A decade later he was one of the first to support President Salvador Allende against the right-wing elements of the Chilean military. In many ways it was the solidarity of the African progressive forces that cautioned the USA against an open invasion after the Bay of Pigs debacle in 1961. After that it was reported that there were over 600 attempts at the life of Comrade Castro by the US intelligence services.
Comrade Castro had deep and abiding ties to Africa, beginning with his connections to the African descendent community in Cuba. After visits in the 1970s to Guinea and Algeria, he led Cuba to become a member of the Non-Aligned Movement, and encouraged revolutionary movements everywhere, including Vietnam and Palestine. Comrade Castro actively supported the liberation forces of Africa and sent military advisers to assist Angolan President Agostinho Neto in 1975. Cuba then strengthened its support of the revolutionary forces in Mozambique and Southern Africa. In 1977 Comrade Castro was able to tour Algeria, Libya, Ethiopia, Somalia, Tanzania, Mozambique and Angola and in each country was warmly greeted as a true friend of African liberation.

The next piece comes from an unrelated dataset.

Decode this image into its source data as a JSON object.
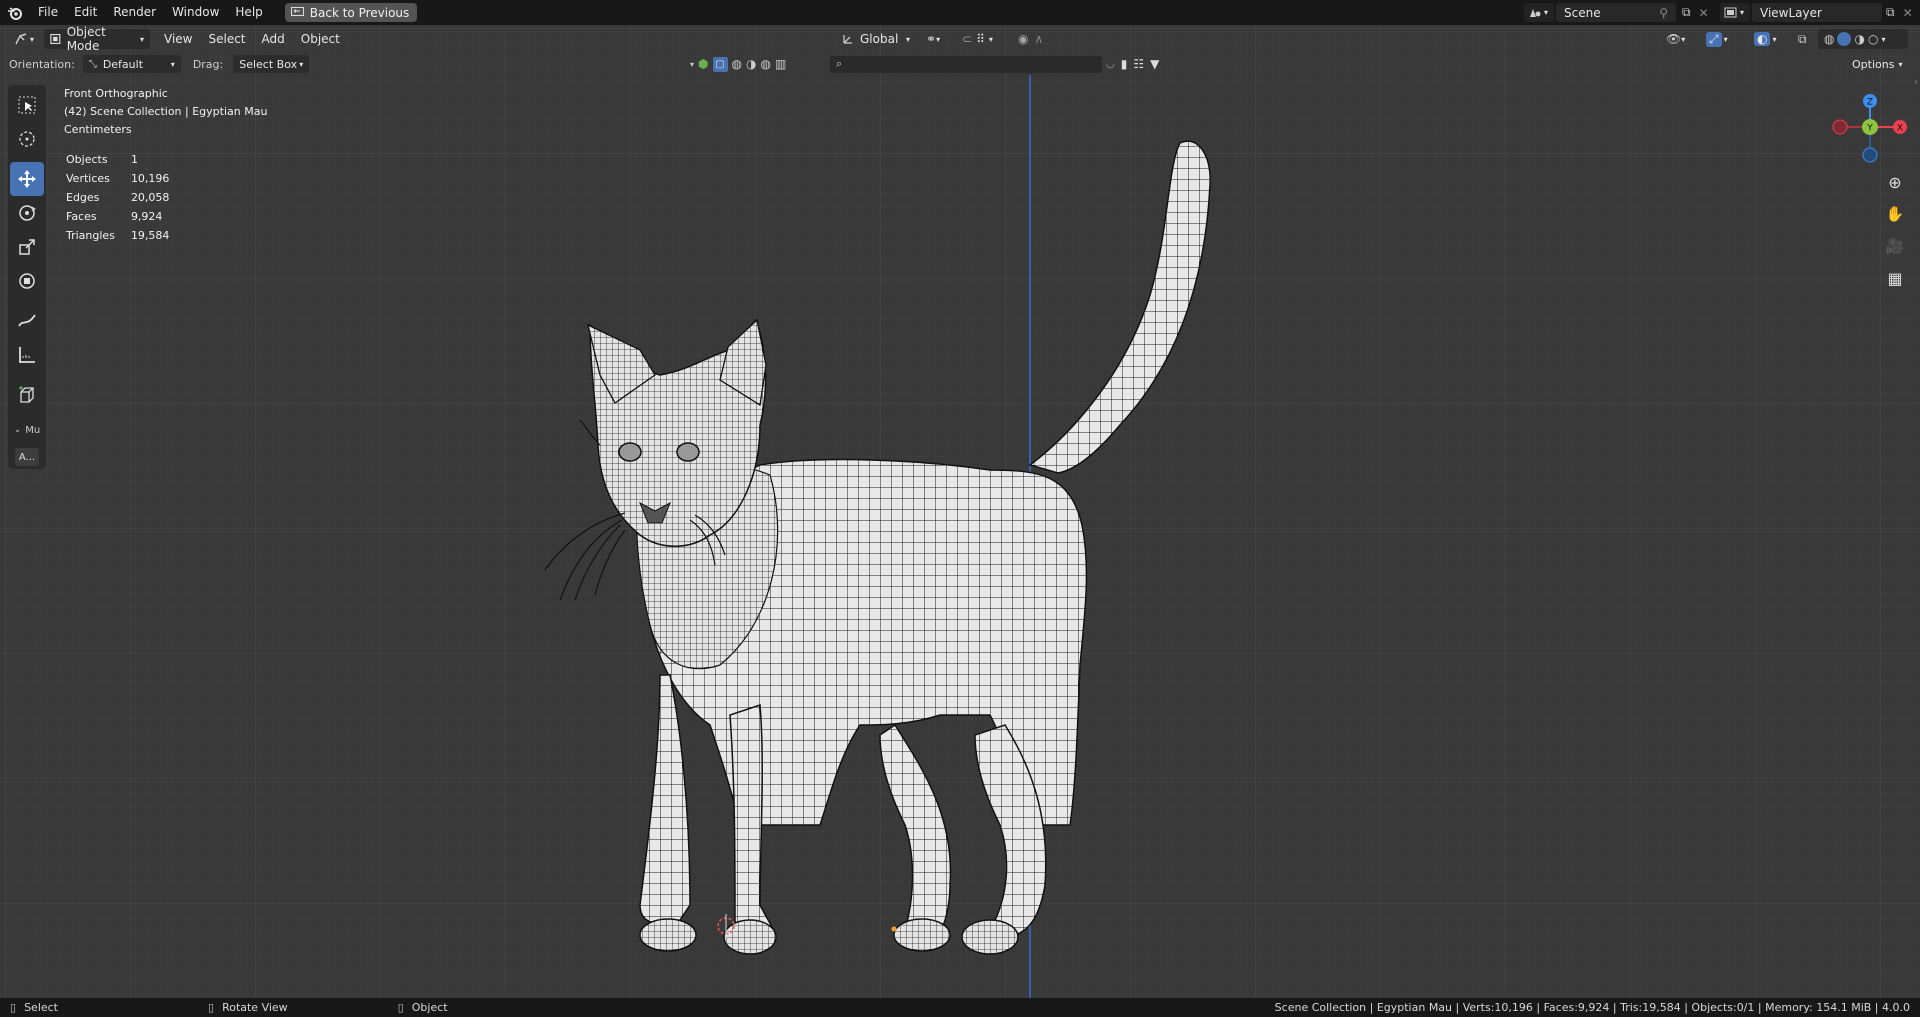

During the period of the Reagan and Thatcher counter-revolution, the CIA and apartheid intensified their efforts to crush the freedom fighters in South Africa and Namibia. When the United States and South Africa increased their support for the forces of UNITA in Angola and the MNR in Mozambique, the Cuban government dispatched over 25,000 troops to Angola which led to a major victory at Cuito Cuanavale. Fidel Castro personally worked with the commanders on the ground, and his military clarity during the battles at Cuito Cuanavale led to the decisive victory. This was the battle that changed the history of Africa and ended white minority rule in Namibia and South Africa. Afterwards Castro rightly stated that, “The history of Africa will be divided into before and after Cuito Cuanavale.”
Comrade Castro supported the Global Reparations campaign and his support for the position of the Caribbean position at the World Conference Against Racism in Durban in 2001 shifted the position of most of the progressive forces in Latin America to support the reparative claims of African descendants in the Americas. Pan Africanists remember Fidel Castro and the Cuban revolutionaries for their strong support for the health programs in Africa at a moment when the IMF and the World Bank called on governments to cut health expenditures. It was this tradition which was manifest in 2014 when Cuba dispatched thousands of doctors to West Africa to assist Africans in containing the Ebola virus.
The North American delegation of the Global Pan African movement salutes the bravery and focus of Comrade Fidel as we pledge to continue the fight against capitalism and racism.
Hasta la Victoria Siempre! Patria o Muerte! Venceremos!